[email protected]

1300 825 980

HMAS Tobruk… final days

Comments Off on HMAS Tobruk… final days News

HMAS Tobruk (L 50) was a Landing Ship Heavy (LSH) of the Royal Australian Navy (RAN), based on the design of the Round Table-class of the British Royal Fleet Auxiliary. Launched in 1980, and commissioned in 1981, she was a multi-purpose, roll-on/roll-off heavy lift ship capable of transporting soldiers, APCs, and tanks, and delivering them to shore via landing craft or directly by beaching.

In 2015, the ship was decommissioned, and in 2017 was gifted to the Queensland Government by the Commonwealth and subsequently prepared as a world-class dive wreck and artificial reef to be sunk in the waters of Hervey Bay.

The scuttling preparation works were contracted to Birdon (Qld) Pty Ltd who have a strong relationship with White Industries.
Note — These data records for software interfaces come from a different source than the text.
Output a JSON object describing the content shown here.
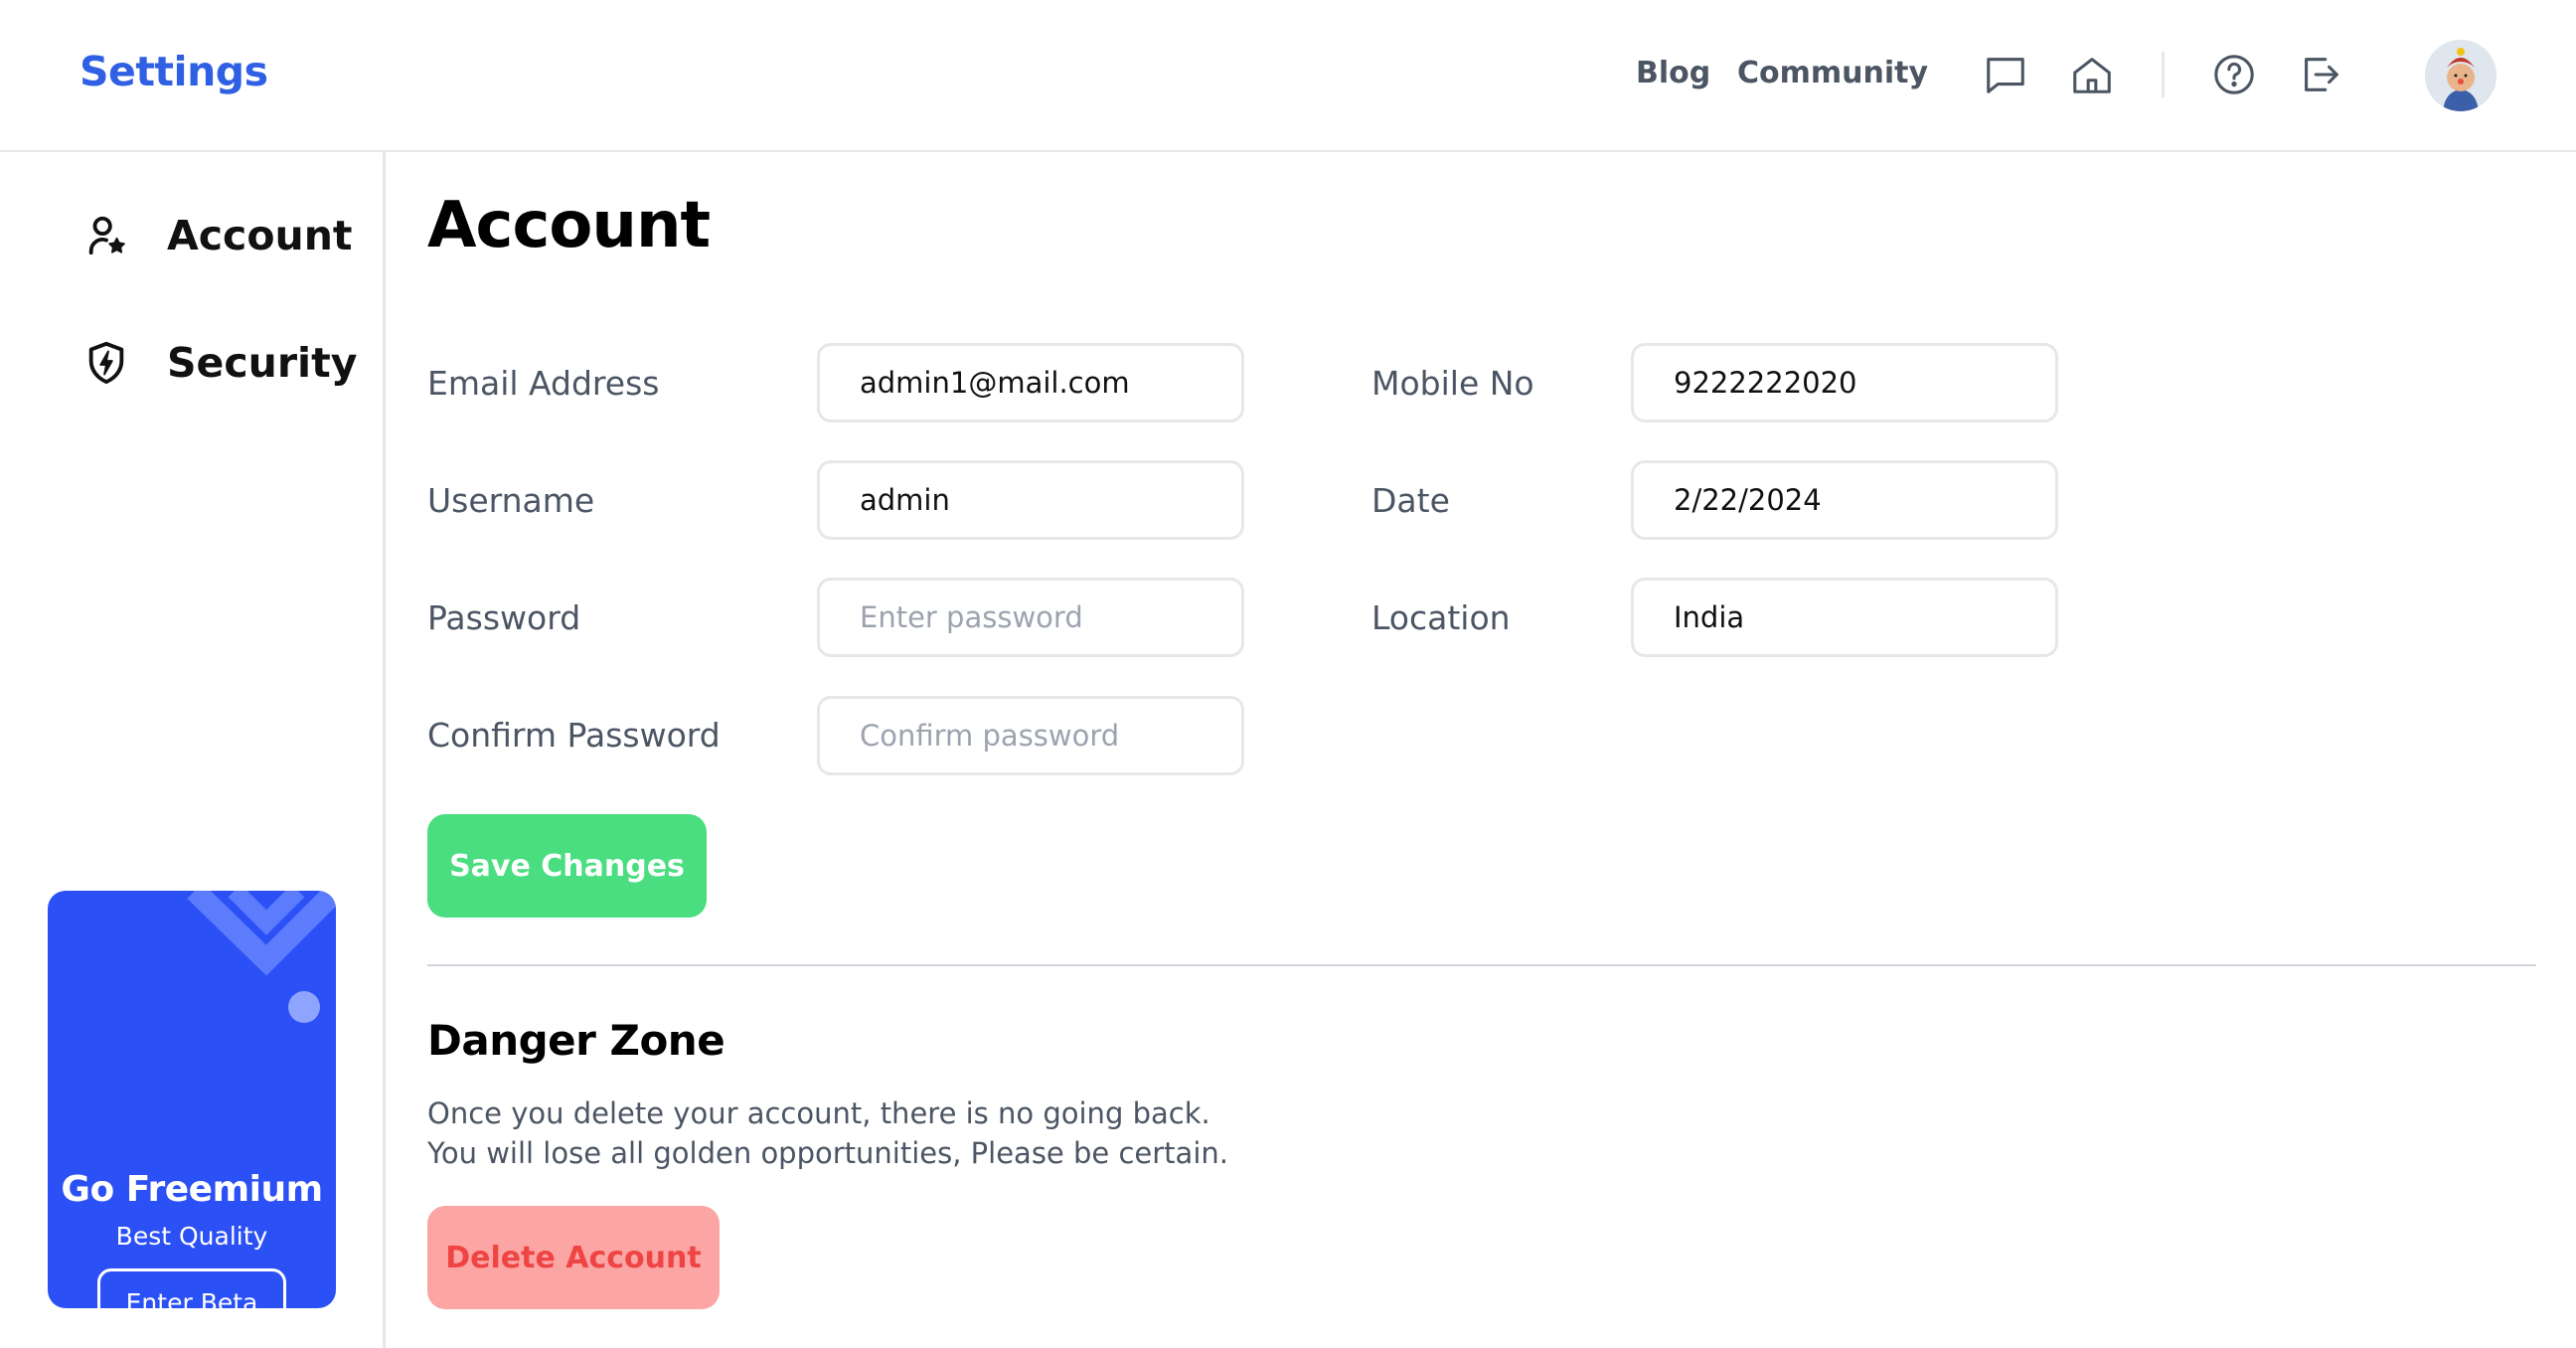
{
  "header": {
    "brand": "Settings",
    "nav": {
      "blog": "Blog",
      "community": "Community"
    },
    "icons": [
      "message-icon",
      "home-icon",
      "help-icon",
      "logout-icon"
    ]
  },
  "sidebar": {
    "items": [
      {
        "label": "Account",
        "icon": "user-star-icon"
      },
      {
        "label": "Security",
        "icon": "shield-bolt-icon"
      }
    ],
    "promo": {
      "title": "Go Freemium",
      "subtitle": "Best Quality",
      "button": "Enter Beta"
    }
  },
  "main": {
    "title": "Account",
    "fields": {
      "email": {
        "label": "Email Address",
        "value": "admin1@mail.com",
        "placeholder": ""
      },
      "username": {
        "label": "Username",
        "value": "admin",
        "placeholder": ""
      },
      "password": {
        "label": "Password",
        "value": "",
        "placeholder": "Enter password"
      },
      "confirm": {
        "label": "Confirm Password",
        "value": "",
        "placeholder": "Confirm password"
      },
      "mobile": {
        "label": "Mobile No",
        "value": "9222222020",
        "placeholder": ""
      },
      "date": {
        "label": "Date",
        "value": "2/22/2024",
        "placeholder": ""
      },
      "location": {
        "label": "Location",
        "value": "India",
        "placeholder": ""
      }
    },
    "save_label": "Save Changes",
    "danger": {
      "title": "Danger Zone",
      "text": "Once you delete your account, there is no going back. You will lose all golden opportunities, Please be certain.",
      "delete_label": "Delete Account"
    }
  },
  "colors": {
    "brand": "#2f5fe3",
    "save": "#4ade80",
    "delete_bg": "#fca5a5",
    "delete_text": "#ef4444",
    "promo": "#2b50f5"
  }
}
Birdon are an Australian family-owned business that employs around 200 people worldwide. Through discussions with Craig White and Birdon Disposals Manager, Trent Raines, the team quickly recognised the importance of this ship through its service to the country, and wanted to ensure that the ship lived on in as many ways possible through the recycling of its metals.

The ship was to be scuttled in waters around 28 metres deep, and therefore many of the over-height structures including the exhaust stack, the mast and the Valley Derrick crane needed to be reduced in height. The crane was a sturdy structure and had a Safe Working Load of 80 tonne and therefore had good heavy sections that would be ideal as raw material melting scrap for Whites. As no cranes were able to access the ship, each piece was cut to size and brought down by hand. The heavy steel was lowered down into the tank deck of ex-HMAS Tobruk and loaded into forklift-able containers. The containers were then taken to land by barge and loaded onto White Industries’ truck for transport to Dalby.

7 News covered the scuttling of the ship and visted the foundry to whitness the Tobruk’s scrap metal being melted down in our furnace. You can watch the report via Facebook by clicking the image below:

Comments are closed.